Ok what has that got to do with my making dolls? This time from www.ce-marking.com/toys.html
The CE Marking is the manufacturer’s declaration
that his toys meet the essential requirements of the European Toy
Safety Directive (TSD) 88/378/eec, and that such toys are therefore entitled to free movement throughout the 28 European Union & EFTA member states.
Right then, a CE mark on a toy is a way of the purchaser knowing that toy has been tested to certain safety standards, so they can feel safe when giving that toy to a child.
The tests are very thorough and strict covering all aspects of the manufacture and materials used, this especially makes a difference to me as my ‘toys’ are soft cloth dolls and as such can not be marketed to children over 36 months. It is just the law that as it is a soft toy, babies will be drawn to it and as such it must comply with all the from birth tests. Fingers crossed for those poor dolls.
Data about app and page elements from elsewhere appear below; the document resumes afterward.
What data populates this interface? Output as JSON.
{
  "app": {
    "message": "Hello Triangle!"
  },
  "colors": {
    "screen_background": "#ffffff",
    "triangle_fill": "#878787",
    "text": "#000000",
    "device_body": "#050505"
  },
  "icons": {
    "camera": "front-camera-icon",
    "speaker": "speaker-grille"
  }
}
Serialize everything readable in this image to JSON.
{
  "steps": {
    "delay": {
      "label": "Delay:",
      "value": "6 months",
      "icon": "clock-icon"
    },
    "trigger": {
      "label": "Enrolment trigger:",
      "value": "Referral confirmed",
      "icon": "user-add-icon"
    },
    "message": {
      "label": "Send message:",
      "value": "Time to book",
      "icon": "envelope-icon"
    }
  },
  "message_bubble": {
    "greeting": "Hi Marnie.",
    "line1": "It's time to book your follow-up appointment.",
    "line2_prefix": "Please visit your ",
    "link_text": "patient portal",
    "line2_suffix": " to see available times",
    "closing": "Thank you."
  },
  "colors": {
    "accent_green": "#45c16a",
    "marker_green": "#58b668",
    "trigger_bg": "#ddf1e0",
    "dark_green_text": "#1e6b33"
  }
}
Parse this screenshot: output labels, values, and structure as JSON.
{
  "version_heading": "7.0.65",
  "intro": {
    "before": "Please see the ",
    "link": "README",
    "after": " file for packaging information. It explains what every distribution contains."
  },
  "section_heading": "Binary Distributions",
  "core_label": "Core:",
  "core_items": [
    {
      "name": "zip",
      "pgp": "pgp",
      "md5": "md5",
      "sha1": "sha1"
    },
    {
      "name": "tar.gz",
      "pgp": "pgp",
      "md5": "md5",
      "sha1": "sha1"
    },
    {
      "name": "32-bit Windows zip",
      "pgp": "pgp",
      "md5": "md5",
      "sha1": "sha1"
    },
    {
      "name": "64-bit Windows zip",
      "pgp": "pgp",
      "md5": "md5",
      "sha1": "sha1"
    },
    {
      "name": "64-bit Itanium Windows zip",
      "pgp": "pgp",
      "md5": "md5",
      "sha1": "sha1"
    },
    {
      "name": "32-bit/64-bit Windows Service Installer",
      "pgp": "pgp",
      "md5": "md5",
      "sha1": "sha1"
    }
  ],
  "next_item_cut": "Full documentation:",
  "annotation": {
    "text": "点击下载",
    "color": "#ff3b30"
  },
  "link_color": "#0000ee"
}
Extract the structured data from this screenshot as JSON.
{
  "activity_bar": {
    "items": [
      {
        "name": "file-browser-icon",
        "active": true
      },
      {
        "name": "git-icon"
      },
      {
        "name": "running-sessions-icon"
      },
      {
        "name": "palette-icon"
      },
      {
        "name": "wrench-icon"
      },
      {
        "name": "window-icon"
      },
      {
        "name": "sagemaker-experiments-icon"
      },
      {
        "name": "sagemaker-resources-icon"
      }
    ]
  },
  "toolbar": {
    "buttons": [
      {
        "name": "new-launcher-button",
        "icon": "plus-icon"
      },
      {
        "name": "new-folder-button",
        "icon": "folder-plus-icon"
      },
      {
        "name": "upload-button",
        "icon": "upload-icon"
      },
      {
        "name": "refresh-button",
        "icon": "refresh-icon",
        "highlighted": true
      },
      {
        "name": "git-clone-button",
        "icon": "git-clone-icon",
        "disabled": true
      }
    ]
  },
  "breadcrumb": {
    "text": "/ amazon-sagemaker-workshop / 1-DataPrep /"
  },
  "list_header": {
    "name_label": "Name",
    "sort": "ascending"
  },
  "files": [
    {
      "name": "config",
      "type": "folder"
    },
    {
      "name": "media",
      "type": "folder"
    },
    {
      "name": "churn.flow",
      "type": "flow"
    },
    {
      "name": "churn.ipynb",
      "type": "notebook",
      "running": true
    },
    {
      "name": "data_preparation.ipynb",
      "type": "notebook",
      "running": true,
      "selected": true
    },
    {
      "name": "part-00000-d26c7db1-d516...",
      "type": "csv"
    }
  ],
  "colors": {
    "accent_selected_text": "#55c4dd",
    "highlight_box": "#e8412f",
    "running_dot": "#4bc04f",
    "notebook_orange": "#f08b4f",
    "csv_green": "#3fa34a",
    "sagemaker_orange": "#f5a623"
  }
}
The tests are broken down into three parts
- mechanical and physical properties
- migration of certain elements and organic chemical compounds.
If you are a prospective toy maker or even a toy maker who hasn’t got CE certified yet (you are breaking the law in Britain and Europe), I thoroughly recommend you to go to Conformance Ltd and buy their CE pack, it contains most things you need for testing and they are around to help you find anything else. www.conformance.co.uk.
Well today’s blog post is just going to concentrate on part 1 tests, which I carried out yesterday with the help of Dr. J. (always helpful to have an extra pair of hands for these things).
My mini Bees don’t have any parts that fit into the small parts cylinder, (choking test) so as long as nothing falls off during the rest of the tests, I can ‘pass’ that section.
Firstly for this doll, each part needs to be twisted 180 degrees, held for 10 seconds and then twisted the other way.
Pass, ticks, go on the checklist.
Next tension test, the seams, head and limbs need to withstand 7.2 kg, that’s this pile of tins. Even her hair as that is sewn on needed to be tested. As I didn’t do the test on the same day as this photo though, we used other tins, some cat litter and a big bag of rice.
Clamps need to be attached at least 3cm apart and equal distance from the seams, tricky that part of the doll slipped out a few times.
Having survived all that the poor little darling had to be prodded with the end of a wooden spoon to see if any holes had appeared.
Well she survived and so did her dress, (yes that has seams to test too), hurray!!
Oh and guess what after completing all the tests, the poor subject needs to be washed and tested again.
Fire next week, can you wait?………………………………..
At least the condemned had a hearty last meal.
Hugs and Kisses